In the entries below, count every line with the word "true". Return only the count.

Dataset rows describing interfaces
▼

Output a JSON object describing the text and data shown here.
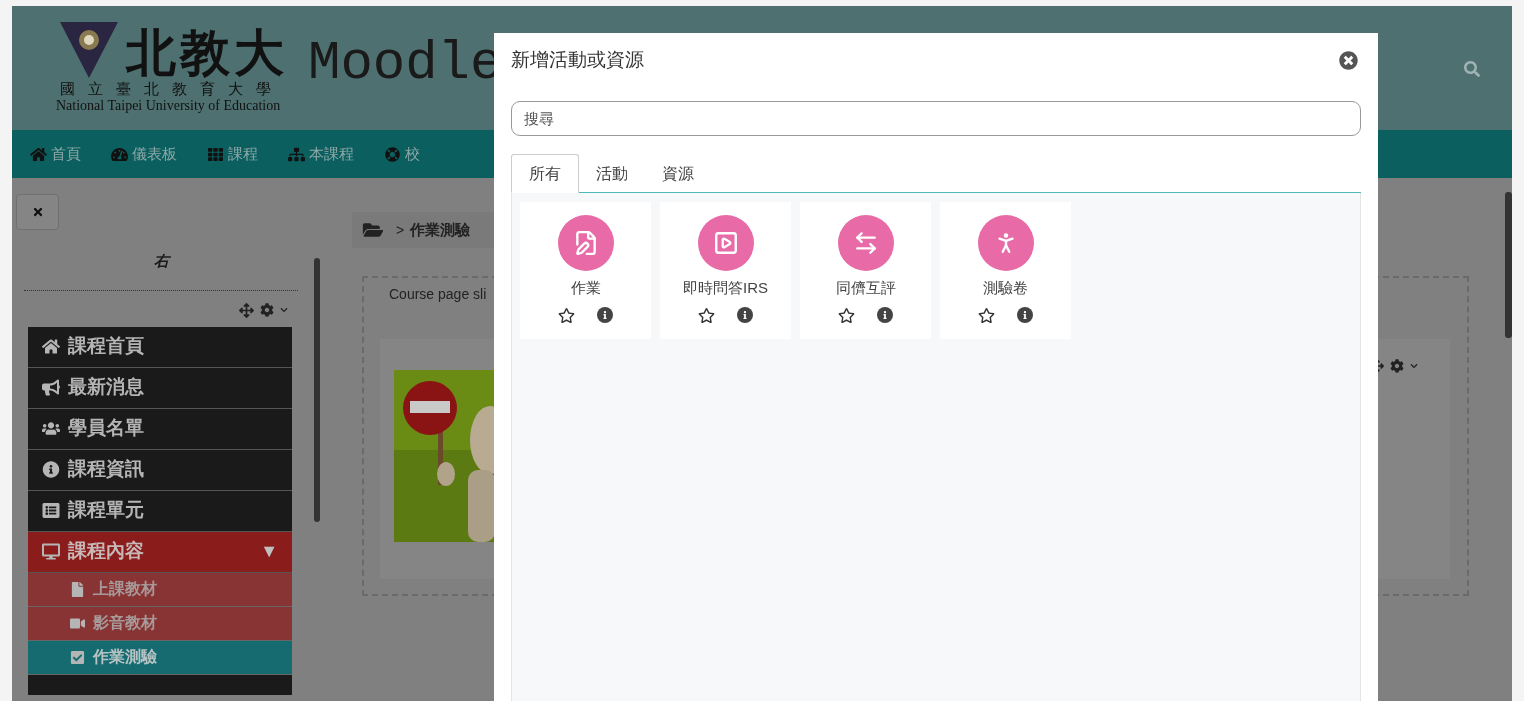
{
  "header": {
    "logo_main": "北教大",
    "logo_sub": "國立臺北教育大學",
    "logo_en": "National Taipei University of Education",
    "site_name": "Moodle"
  },
  "nav": [
    {
      "label": "首頁"
    },
    {
      "label": "儀表板"
    },
    {
      "label": "課程"
    },
    {
      "label": "本課程"
    },
    {
      "label": "校"
    }
  ],
  "sidebar": {
    "block_title": "右",
    "menu": [
      {
        "label": "課程首頁",
        "selected": false
      },
      {
        "label": "最新消息",
        "selected": false
      },
      {
        "label": "學員名單",
        "selected": false
      },
      {
        "label": "課程資訊",
        "selected": false
      },
      {
        "label": "課程單元",
        "selected": false
      },
      {
        "label": "課程內容",
        "selected": false,
        "expanded": true,
        "toggle": "▼",
        "children": [
          {
            "label": "上課教材",
            "selected": false
          },
          {
            "label": "影音教材",
            "selected": false
          },
          {
            "label": "作業測驗",
            "selected": true
          }
        ]
      }
    ]
  },
  "breadcrumb": {
    "separator": ">",
    "current": "作業測驗"
  },
  "content": {
    "block_title": "Course page sli"
  },
  "modal": {
    "title": "新增活動或資源",
    "search": {
      "placeholder": "搜尋"
    },
    "tabs": [
      {
        "label": "所有",
        "selected": true
      },
      {
        "label": "活動",
        "selected": false
      },
      {
        "label": "資源",
        "selected": false
      }
    ],
    "items": [
      {
        "label": "作業",
        "starred": false
      },
      {
        "label": "即時問答IRS",
        "starred": false
      },
      {
        "label": "同儕互評",
        "starred": false
      },
      {
        "label": "測驗卷",
        "starred": false
      }
    ]
  }
}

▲

## EXERCISE ANSWER
3